Architectural Stone Moves
Moving and relocating historic stone and architectural heritage
Bespoke projects require bespoke solutions.
Ian Clark Restoration uses proven experience to design and execute difficult and challenging object moves.
These 2 case studies showcase the need to provide specialist blended project support able to synergise conservation collections care with engineering and logistical knowledge and experience.
English Heritage commissioned Ian Clark Restoration to move a high volume of historic architectural stone from the underground crypt at Buildwas Abbey in Shropshire to their stores at Wrest Park.
The front-end project provided the opportunity to liaise closely with the EH conservation management and collections care team and carry out a comprehensive site survey to help define sensitive and safe exit routes from the crypt to the loading and transportation area.
The transit routes were protected with soft-wheeled trolleys and surface protection where applicable.
Portable lifting equipment was erected within the crypt and a temporary loading platform and exit ramp constructed.
Each piece of stone was loaded onto a pallet, safe-guarded with individually cut and targeted surface protection before securing for transport.
Winchester Cathedral provided Ian Clark with an equally challenging project.
Within the crypt of the cathedral lay a highly significant 1000 year old Anglo-Saxon altar stone.
This stone had been identified as providing an integral element to the interpretive collection for the new Kings & Scribes – Birth of a Nation exhibition gallery.
The new gallery is constructed within a spectacular 3-level exhibition space in the southern transept.
Winchester Cathedral is a living monument to the heritage of England and is one of the most historically significant buildings in Britain. From the time of Alfred the Great until after the Norman Conquest, Winchester was England’s capital and the Cathedral was its royal chapel.

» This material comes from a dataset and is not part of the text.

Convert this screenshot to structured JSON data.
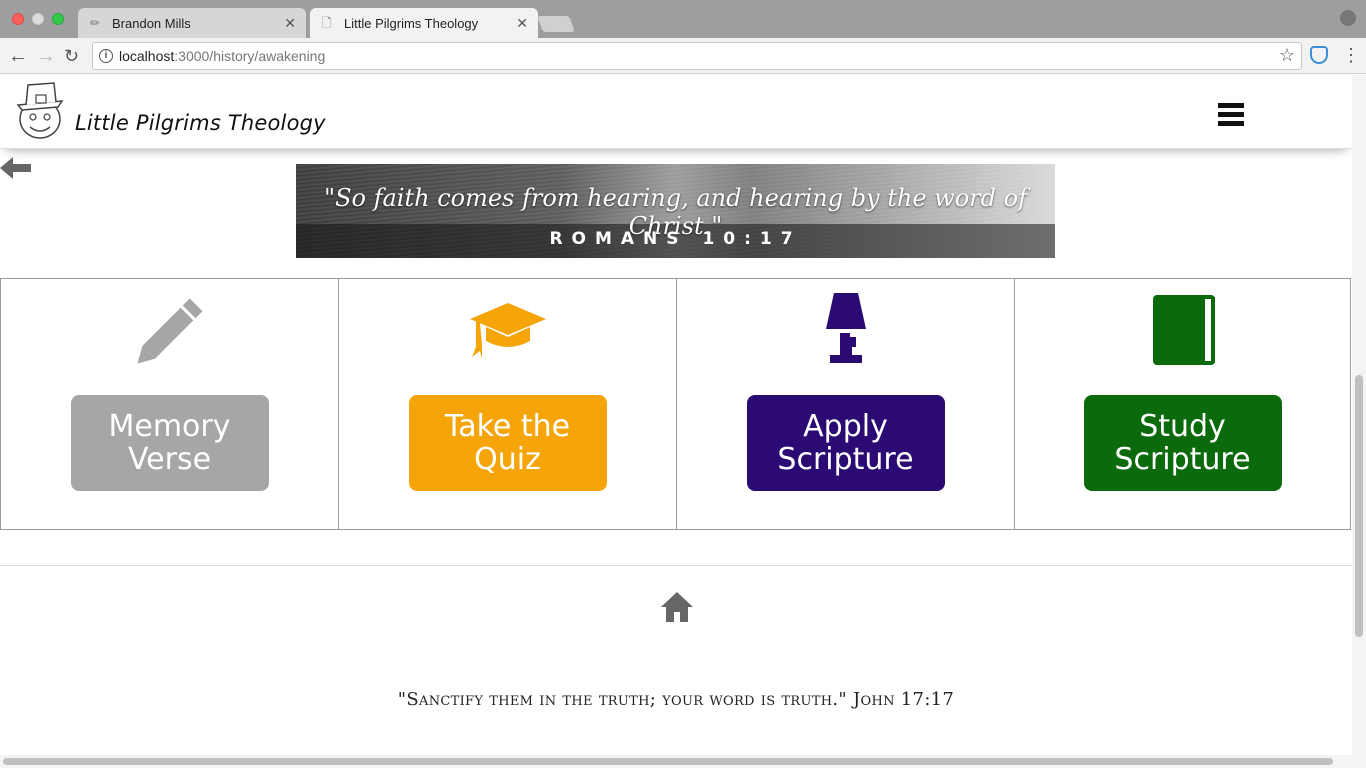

Much of England’s early history was based here and twelve English kings are believed to be buried here – meaning that Winchester can lay claim to being the first Royal Mausoleum.

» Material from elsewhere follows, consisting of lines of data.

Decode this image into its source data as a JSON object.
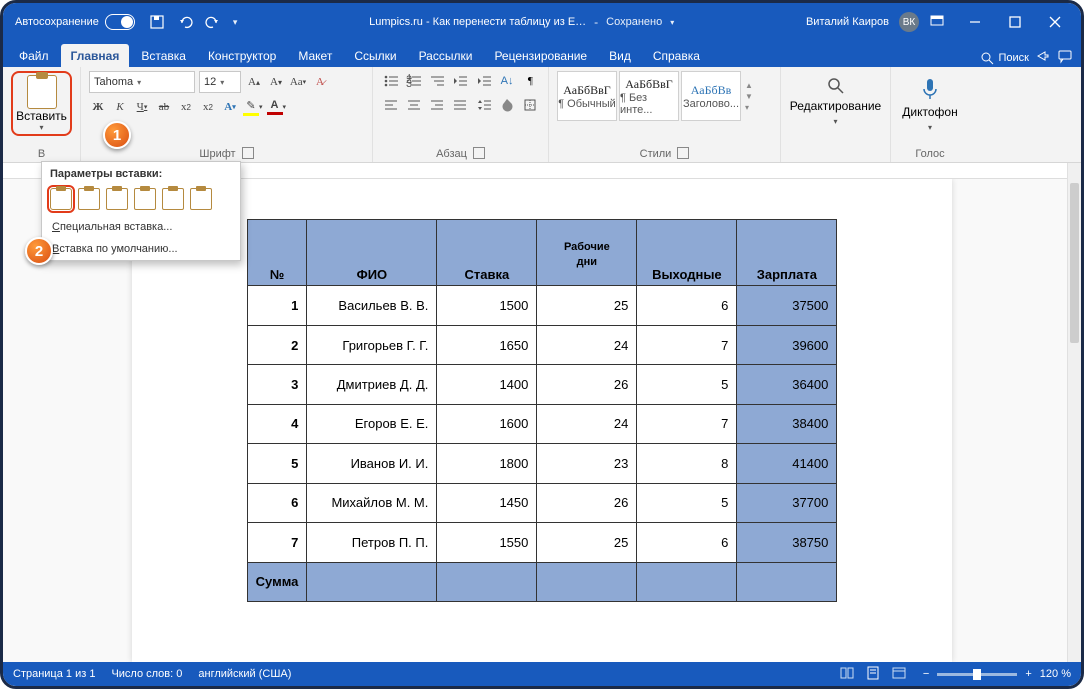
{
  "titlebar": {
    "autosave": "Автосохранение",
    "doc": "Lumpics.ru - Как перенести таблицу из E…",
    "saved": "Сохранено",
    "user": "Виталий Каиров",
    "initials": "ВК"
  },
  "tabs": {
    "items": [
      "Файл",
      "Главная",
      "Вставка",
      "Конструктор",
      "Макет",
      "Ссылки",
      "Рассылки",
      "Рецензирование",
      "Вид",
      "Справка"
    ],
    "active": 1,
    "search": "Поиск"
  },
  "ribbon": {
    "clipboard": {
      "paste": "Вставить",
      "group": "В"
    },
    "font": {
      "name": "Tahoma",
      "size": "12",
      "group": "Шрифт"
    },
    "paragraph": {
      "group": "Абзац"
    },
    "styles": {
      "items": [
        {
          "sample": "АаБбВвГ",
          "name": "¶ Обычный"
        },
        {
          "sample": "АаБбВвГ",
          "name": "¶ Без инте..."
        },
        {
          "sample": "АаБбВв",
          "name": "Заголово..."
        }
      ],
      "group": "Стили"
    },
    "editing": {
      "label": "Редактирование"
    },
    "voice": {
      "label": "Диктофон",
      "group": "Голос"
    }
  },
  "paste_menu": {
    "title": "Параметры вставки:",
    "special": "Специальная вставка...",
    "default": "Вставка по умолчанию...",
    "sp_u": "С",
    "df_u": "В"
  },
  "callouts": {
    "c1": "1",
    "c2": "2"
  },
  "table": {
    "headers": [
      "№",
      "ФИО",
      "Ставка",
      "Рабочие дни",
      "Выходные",
      "Зарплата"
    ],
    "header_days_l1": "Рабочие",
    "header_days_l2": "дни",
    "rows": [
      {
        "n": "1",
        "name": "Васильев В. В.",
        "rate": "1500",
        "days": "25",
        "off": "6",
        "salary": "37500"
      },
      {
        "n": "2",
        "name": "Григорьев Г. Г.",
        "rate": "1650",
        "days": "24",
        "off": "7",
        "salary": "39600"
      },
      {
        "n": "3",
        "name": "Дмитриев Д. Д.",
        "rate": "1400",
        "days": "26",
        "off": "5",
        "salary": "36400"
      },
      {
        "n": "4",
        "name": "Егоров Е. Е.",
        "rate": "1600",
        "days": "24",
        "off": "7",
        "salary": "38400"
      },
      {
        "n": "5",
        "name": "Иванов И. И.",
        "rate": "1800",
        "days": "23",
        "off": "8",
        "salary": "41400"
      },
      {
        "n": "6",
        "name": "Михайлов М. М.",
        "rate": "1450",
        "days": "26",
        "off": "5",
        "salary": "37700"
      },
      {
        "n": "7",
        "name": "Петров П. П.",
        "rate": "1550",
        "days": "25",
        "off": "6",
        "salary": "38750"
      }
    ],
    "sum": "Сумма"
  },
  "status": {
    "page": "Страница 1 из 1",
    "words": "Число слов: 0",
    "lang": "английский (США)",
    "zoom": "120 %"
  }
}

Ian Clark was tasked with moving the 1000 year old stone from the crypt, through the nave and up through 3 floors to the upper level of the southern transept.

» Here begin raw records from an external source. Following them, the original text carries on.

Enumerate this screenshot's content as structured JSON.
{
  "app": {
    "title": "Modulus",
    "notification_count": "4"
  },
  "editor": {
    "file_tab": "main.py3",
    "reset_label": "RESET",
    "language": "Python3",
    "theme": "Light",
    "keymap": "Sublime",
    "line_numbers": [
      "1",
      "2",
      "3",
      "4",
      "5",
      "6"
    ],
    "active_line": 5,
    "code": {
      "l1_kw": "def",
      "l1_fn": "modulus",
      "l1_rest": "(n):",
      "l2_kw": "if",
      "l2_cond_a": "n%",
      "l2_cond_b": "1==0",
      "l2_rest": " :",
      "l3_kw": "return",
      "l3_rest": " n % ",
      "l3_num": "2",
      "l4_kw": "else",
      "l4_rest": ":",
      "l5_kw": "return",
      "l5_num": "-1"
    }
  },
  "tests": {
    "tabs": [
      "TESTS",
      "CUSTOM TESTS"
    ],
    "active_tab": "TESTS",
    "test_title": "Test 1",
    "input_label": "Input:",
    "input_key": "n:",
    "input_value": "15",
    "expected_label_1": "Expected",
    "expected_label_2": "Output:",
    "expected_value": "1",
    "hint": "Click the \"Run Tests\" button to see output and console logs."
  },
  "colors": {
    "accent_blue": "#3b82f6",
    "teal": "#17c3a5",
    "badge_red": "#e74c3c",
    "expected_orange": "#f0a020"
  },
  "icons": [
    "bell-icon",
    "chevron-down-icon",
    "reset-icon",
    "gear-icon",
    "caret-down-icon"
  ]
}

The first task was to design, construct and erect a modular inclined railway and fail-safe transit trolley system which provided access to the back of the underground crypt out to level ground above the crypt.
Meticulous planning and onsite execution provided a safe and controlled methodology.
This blended composition of conservation, engineering and logistical experience ensured this culturally significant stone was moved and installed with sensitivity and skill.